Data records for software interfaces
##########

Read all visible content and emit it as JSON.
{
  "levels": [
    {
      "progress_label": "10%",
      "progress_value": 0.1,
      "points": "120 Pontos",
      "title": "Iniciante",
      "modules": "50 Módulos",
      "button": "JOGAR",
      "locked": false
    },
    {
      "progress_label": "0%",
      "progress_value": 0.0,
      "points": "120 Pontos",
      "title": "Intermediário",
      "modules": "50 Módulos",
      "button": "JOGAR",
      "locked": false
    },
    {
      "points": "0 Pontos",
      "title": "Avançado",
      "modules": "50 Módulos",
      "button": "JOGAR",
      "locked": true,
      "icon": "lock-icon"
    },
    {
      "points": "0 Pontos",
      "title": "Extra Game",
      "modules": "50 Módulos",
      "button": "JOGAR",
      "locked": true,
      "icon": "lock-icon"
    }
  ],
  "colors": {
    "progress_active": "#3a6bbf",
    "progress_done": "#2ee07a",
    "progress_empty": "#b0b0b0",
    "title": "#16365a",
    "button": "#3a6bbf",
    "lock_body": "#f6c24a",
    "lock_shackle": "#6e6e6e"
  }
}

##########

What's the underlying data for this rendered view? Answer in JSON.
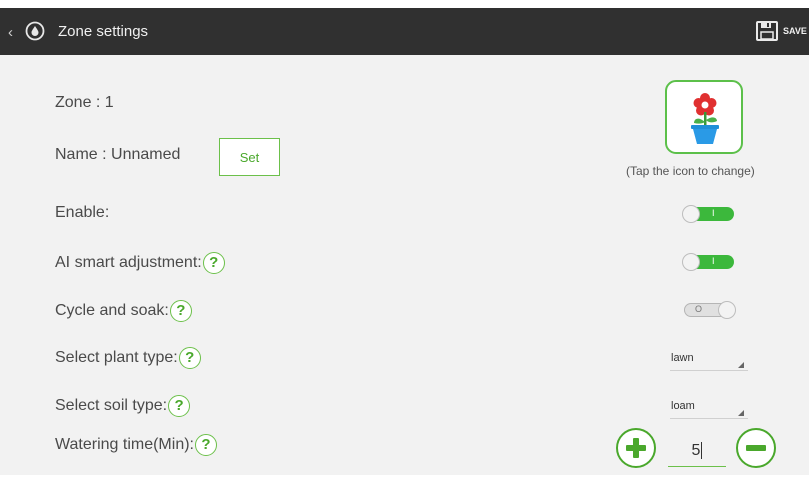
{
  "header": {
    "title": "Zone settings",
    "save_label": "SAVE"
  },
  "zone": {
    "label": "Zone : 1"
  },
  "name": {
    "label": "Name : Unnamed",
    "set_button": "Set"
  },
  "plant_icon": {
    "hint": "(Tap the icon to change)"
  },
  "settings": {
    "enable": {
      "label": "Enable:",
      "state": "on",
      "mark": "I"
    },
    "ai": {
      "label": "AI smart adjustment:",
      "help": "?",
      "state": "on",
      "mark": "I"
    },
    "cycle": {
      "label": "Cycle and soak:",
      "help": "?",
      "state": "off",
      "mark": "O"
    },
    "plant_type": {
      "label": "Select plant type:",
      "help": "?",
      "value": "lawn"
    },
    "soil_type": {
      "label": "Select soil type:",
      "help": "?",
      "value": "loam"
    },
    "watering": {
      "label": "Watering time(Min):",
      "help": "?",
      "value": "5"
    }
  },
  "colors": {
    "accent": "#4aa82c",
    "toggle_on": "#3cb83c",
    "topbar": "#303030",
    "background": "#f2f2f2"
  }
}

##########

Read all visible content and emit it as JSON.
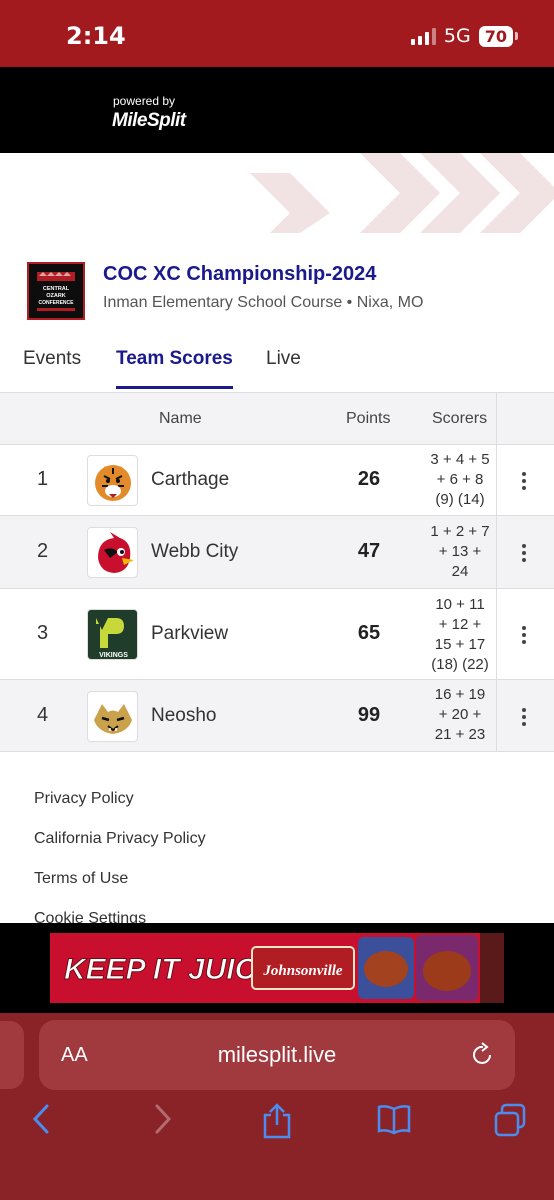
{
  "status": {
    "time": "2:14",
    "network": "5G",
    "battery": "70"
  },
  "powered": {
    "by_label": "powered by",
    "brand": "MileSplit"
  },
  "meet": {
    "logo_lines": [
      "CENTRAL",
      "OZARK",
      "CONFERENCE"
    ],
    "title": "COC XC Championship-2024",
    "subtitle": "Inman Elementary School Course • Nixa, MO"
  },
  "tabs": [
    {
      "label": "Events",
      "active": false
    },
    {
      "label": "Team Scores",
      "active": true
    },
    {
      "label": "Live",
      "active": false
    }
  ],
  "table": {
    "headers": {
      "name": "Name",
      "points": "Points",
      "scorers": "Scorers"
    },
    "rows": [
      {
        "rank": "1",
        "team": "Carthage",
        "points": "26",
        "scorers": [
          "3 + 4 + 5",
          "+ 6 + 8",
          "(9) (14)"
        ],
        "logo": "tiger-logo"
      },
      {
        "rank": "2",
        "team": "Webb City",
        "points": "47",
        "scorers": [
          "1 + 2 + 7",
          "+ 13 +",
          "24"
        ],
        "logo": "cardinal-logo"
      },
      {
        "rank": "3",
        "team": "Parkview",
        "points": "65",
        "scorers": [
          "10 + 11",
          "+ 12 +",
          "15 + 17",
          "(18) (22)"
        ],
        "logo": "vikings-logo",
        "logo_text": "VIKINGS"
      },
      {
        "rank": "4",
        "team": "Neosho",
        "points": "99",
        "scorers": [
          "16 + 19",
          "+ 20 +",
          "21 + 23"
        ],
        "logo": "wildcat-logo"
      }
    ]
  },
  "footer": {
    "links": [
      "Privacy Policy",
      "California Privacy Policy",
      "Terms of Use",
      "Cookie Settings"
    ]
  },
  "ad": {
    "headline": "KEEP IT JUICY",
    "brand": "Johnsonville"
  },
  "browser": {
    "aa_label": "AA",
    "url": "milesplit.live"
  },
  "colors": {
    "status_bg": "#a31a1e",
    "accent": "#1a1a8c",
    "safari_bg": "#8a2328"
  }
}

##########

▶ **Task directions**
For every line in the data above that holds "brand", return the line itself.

▶ **The completed task**
    "brand": "MileSplit"
    "brand": "Johnsonville"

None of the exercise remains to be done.